## Source material
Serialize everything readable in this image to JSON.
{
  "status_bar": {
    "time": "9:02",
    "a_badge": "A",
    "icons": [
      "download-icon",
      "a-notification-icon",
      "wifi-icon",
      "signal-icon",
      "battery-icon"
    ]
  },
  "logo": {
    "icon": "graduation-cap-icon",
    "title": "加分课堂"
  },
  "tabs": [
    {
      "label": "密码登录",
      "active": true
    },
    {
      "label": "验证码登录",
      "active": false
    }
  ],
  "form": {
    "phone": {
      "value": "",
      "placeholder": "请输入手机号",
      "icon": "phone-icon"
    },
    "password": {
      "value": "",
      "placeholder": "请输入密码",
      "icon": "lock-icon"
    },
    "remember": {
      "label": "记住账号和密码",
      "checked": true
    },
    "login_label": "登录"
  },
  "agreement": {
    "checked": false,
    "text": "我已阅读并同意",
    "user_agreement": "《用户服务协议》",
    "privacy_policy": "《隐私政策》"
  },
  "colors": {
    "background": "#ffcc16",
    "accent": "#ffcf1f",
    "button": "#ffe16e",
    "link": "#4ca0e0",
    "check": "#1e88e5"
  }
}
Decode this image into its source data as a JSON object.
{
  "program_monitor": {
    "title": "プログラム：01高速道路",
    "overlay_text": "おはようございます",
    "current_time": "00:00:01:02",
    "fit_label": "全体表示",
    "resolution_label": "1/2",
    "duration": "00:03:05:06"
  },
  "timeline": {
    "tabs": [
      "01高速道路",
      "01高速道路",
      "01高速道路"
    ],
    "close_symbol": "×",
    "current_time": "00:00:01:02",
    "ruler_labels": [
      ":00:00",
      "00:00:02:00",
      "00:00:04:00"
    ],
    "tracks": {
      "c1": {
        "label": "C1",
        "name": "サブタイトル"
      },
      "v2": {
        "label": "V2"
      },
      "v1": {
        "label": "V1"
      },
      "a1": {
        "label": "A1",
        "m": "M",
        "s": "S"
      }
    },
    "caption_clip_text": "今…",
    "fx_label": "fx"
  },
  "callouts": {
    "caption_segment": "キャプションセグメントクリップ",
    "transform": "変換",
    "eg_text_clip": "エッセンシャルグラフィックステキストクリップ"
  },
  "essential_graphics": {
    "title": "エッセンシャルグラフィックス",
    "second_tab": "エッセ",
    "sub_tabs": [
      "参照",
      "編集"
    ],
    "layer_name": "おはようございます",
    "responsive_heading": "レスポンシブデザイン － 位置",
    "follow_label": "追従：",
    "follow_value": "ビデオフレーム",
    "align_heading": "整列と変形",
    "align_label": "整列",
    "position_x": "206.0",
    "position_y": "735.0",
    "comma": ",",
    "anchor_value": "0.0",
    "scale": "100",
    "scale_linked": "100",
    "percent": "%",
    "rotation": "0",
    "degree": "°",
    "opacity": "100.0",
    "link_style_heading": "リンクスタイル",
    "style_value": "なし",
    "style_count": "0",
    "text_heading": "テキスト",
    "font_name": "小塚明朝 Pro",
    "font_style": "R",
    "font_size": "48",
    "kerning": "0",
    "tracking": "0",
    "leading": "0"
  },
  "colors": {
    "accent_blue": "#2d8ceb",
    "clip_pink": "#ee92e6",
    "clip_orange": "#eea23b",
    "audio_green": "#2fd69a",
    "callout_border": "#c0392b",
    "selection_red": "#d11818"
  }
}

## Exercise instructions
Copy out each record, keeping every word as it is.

## Solution to this problem
Serialize everything readable in this image to JSON.
{
  "status_bar": {
    "time": "9:02",
    "a_badge": "A",
    "icons": [
      "download-icon",
      "a-notification-icon",
      "wifi-icon",
      "signal-icon",
      "battery-icon"
    ]
  },
  "logo": {
    "icon": "graduation-cap-icon",
    "title": "加分课堂"
  },
  "tabs": [
    {
      "label": "密码登录",
      "active": true
    },
    {
      "label": "验证码登录",
      "active": false
    }
  ],
  "form": {
    "phone": {
      "value": "",
      "placeholder": "请输入手机号",
      "icon": "phone-icon"
    },
    "password": {
      "value": "",
      "placeholder": "请输入密码",
      "icon": "lock-icon"
    },
    "remember": {
      "label": "记住账号和密码",
      "checked": true
    },
    "login_label": "登录"
  },
  "agreement": {
    "checked": false,
    "text": "我已阅读并同意",
    "user_agreement": "《用户服务协议》",
    "privacy_policy": "《隐私政策》"
  },
  "colors": {
    "background": "#ffcc16",
    "accent": "#ffcf1f",
    "button": "#ffe16e",
    "link": "#4ca0e0",
    "check": "#1e88e5"
  }
}
Decode this image into its source data as a JSON object.
{
  "program_monitor": {
    "title": "プログラム：01高速道路",
    "overlay_text": "おはようございます",
    "current_time": "00:00:01:02",
    "fit_label": "全体表示",
    "resolution_label": "1/2",
    "duration": "00:03:05:06"
  },
  "timeline": {
    "tabs": [
      "01高速道路",
      "01高速道路",
      "01高速道路"
    ],
    "close_symbol": "×",
    "current_time": "00:00:01:02",
    "ruler_labels": [
      ":00:00",
      "00:00:02:00",
      "00:00:04:00"
    ],
    "tracks": {
      "c1": {
        "label": "C1",
        "name": "サブタイトル"
      },
      "v2": {
        "label": "V2"
      },
      "v1": {
        "label": "V1"
      },
      "a1": {
        "label": "A1",
        "m": "M",
        "s": "S"
      }
    },
    "caption_clip_text": "今…",
    "fx_label": "fx"
  },
  "callouts": {
    "caption_segment": "キャプションセグメントクリップ",
    "transform": "変換",
    "eg_text_clip": "エッセンシャルグラフィックステキストクリップ"
  },
  "essential_graphics": {
    "title": "エッセンシャルグラフィックス",
    "second_tab": "エッセ",
    "sub_tabs": [
      "参照",
      "編集"
    ],
    "layer_name": "おはようございます",
    "responsive_heading": "レスポンシブデザイン － 位置",
    "follow_label": "追従：",
    "follow_value": "ビデオフレーム",
    "align_heading": "整列と変形",
    "align_label": "整列",
    "position_x": "206.0",
    "position_y": "735.0",
    "comma": ",",
    "anchor_value": "0.0",
    "scale": "100",
    "scale_linked": "100",
    "percent": "%",
    "rotation": "0",
    "degree": "°",
    "opacity": "100.0",
    "link_style_heading": "リンクスタイル",
    "style_value": "なし",
    "style_count": "0",
    "text_heading": "テキスト",
    "font_name": "小塚明朝 Pro",
    "font_style": "R",
    "font_size": "48",
    "kerning": "0",
    "tracking": "0",
    "leading": "0"
  },
  "colors": {
    "accent_blue": "#2d8ceb",
    "clip_pink": "#ee92e6",
    "clip_orange": "#eea23b",
    "audio_green": "#2fd69a",
    "callout_border": "#c0392b",
    "selection_red": "#d11818"
  }
}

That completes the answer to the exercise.